Government-Wide Reporting Determine the financial accounting, recording, reporting, and auditing requirements for local, state, and federal governments. President Obama has also created a new Office of Social Innovation and Civic Participation to assist nonprofit capacity building and to support nonprofits with proven results.
The influx of federal funding rapidly changed the government-nonprofit relationship. Theda Skocpol, Diminished Democracy: Change and Continuity in the Historical Development of Nonprofit Organizations During colonial times, churches and early nonprofit organizations, including universities and hospitals, were critical components of the social structure.
In terms of funding of nonprofit service agencies, the creation of the Community Chest—the forerunner of the United Way—was a watershed event in the early twentieth century.
Many policy makers worried about the potential loss of accountability for public funds as an increasing number of services were contracted out to private, largely nonprofit agencies. Surprisingly the involvement of government—particularly the federal government—in the regulation and funding of nonprofit service agencies remained limited or ephemeral for two reasons.
In general the newer nonprofit organizations that have close working relationships with AmeriCorps and the Corporation differ significantly from nonprofits that contract for public services.
Moreover, many newer nonprofit agencies are modest in size and face serious constraints in their capacity to respond to increased performance expectations while undertaking advocacy and public education on behalf of their agencies.
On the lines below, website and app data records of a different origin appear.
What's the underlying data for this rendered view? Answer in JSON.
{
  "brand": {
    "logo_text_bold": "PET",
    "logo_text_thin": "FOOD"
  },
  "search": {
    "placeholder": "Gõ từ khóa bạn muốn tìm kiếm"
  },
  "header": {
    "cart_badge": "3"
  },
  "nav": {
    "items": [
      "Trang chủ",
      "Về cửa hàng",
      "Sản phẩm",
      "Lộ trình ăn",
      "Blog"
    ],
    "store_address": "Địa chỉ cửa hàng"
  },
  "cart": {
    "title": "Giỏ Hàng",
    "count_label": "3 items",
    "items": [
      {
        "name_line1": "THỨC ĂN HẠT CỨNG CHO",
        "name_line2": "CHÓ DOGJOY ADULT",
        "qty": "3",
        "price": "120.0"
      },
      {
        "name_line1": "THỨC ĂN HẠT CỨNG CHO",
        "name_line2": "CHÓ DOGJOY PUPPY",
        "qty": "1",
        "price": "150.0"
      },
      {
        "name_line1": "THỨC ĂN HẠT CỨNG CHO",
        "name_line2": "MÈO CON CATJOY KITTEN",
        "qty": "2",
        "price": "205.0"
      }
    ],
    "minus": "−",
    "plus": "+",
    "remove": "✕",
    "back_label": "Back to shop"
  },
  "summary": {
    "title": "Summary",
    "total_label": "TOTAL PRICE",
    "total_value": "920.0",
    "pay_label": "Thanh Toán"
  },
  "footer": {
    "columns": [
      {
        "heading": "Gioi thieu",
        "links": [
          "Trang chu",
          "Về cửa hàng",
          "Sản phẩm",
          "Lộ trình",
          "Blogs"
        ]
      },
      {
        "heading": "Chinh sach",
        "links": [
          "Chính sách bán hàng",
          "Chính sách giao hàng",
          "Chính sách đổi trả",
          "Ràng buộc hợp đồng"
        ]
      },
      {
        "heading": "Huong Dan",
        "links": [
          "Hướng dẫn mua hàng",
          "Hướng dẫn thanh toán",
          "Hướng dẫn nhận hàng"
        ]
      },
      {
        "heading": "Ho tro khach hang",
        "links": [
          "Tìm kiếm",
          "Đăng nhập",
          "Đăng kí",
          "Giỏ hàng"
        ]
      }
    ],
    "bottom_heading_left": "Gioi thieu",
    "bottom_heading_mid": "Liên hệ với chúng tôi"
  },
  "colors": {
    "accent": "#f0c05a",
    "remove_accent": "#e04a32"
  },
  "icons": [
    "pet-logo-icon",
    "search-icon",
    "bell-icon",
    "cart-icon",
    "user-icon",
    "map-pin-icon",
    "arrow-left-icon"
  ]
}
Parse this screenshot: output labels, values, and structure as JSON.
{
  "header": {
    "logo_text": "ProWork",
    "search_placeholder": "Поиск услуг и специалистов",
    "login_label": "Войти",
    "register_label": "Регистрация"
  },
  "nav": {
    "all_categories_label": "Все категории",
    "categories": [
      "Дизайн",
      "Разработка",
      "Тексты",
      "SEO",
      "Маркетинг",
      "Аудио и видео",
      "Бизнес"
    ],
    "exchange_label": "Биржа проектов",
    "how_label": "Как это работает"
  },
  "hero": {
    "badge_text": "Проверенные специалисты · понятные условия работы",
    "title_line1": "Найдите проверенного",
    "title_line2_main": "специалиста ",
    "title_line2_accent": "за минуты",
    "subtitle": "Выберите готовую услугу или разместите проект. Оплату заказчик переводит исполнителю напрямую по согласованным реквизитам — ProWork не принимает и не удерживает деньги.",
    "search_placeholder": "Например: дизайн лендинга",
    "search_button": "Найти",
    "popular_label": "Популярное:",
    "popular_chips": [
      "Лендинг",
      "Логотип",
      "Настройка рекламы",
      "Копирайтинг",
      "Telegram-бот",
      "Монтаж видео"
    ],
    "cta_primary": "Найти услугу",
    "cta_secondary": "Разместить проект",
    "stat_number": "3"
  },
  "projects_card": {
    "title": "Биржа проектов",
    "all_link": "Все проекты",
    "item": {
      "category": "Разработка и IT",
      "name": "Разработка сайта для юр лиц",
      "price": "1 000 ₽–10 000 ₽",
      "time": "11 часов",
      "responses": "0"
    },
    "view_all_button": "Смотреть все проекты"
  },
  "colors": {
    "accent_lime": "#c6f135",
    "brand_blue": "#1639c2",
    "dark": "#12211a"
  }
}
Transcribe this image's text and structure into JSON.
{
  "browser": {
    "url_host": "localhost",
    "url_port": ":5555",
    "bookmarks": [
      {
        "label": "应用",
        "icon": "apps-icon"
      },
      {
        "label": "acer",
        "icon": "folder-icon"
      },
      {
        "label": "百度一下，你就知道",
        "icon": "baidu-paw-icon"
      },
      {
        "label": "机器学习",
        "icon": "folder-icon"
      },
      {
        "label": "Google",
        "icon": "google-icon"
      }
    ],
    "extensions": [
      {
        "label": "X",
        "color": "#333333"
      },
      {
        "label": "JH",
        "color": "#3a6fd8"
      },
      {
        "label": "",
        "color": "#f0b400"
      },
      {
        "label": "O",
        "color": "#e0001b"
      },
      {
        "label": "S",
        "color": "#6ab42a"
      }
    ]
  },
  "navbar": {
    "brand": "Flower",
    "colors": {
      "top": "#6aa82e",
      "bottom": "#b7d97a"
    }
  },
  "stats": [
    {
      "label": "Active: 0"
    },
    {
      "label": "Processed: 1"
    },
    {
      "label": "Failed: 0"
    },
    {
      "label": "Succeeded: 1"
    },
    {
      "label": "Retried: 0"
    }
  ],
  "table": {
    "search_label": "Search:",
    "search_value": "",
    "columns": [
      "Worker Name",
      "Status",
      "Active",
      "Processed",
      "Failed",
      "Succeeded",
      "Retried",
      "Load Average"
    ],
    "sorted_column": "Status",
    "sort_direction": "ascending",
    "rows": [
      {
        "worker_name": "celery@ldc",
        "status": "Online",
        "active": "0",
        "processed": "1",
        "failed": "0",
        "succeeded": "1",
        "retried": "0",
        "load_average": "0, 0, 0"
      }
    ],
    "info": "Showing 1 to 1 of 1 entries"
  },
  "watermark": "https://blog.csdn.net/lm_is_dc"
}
Examine the accounting for governmental operating activities, including budgetary accounting, illustrative transactions, and financial statements.
Please speak with an Enrollment Representative today for more details.Chapter 1 The Government and Not-For-Profit Environment TRUE/FALSE (CHAPTER 1) 1. The main objective of a typical governmental or not-for-profit entity is to earn a profit.
F 2. A government’s budget may be backed by the force of law%(29). The Government and Not-For-Profit Environment TRUE/FALSE (CHAPTER 1) 1. The main objective of a typical government or not-for-profit entity is to earn a profit. 2. A government’s budget may be backed by the force of law.
3. Governments have no need for an accounting system. 4. Consequently government and the nonprofit sector must assertively respond to this environment by rethinking existing policies. The Obama administration and state and local governments should take advantage of this broad popular support for voluntarism and recognize that the nonprofit infrastructure requires an ongoing investment and commitment.
The Government and Not-For-Profit Environment TRUE/FALSE (CHAPTER 1) 1. F The main objective of a typical governmental or not-for-profit entity is to earn a profit. 2. TA government’s budget may be backed by the force of law.
3. FGovernmental entities have no need for an accounting system.
4. Chapter 1 The Government and Not-For-Profit Environment TRUE/FALSE (CHAPTER 1) 1. F The main objective of a typical governmental or not-for-profit entity is to earn a profit.
LEARNING OBJECTIVES After studying this chapter you should understand: The characteristics that distinguish governments and not-for-profit organizations from businesses and the accounting and reporting implications of these characteristics - Selection from Government and Not For Profit Accounting: Concepts and Practices, 6th Edition [Book].Download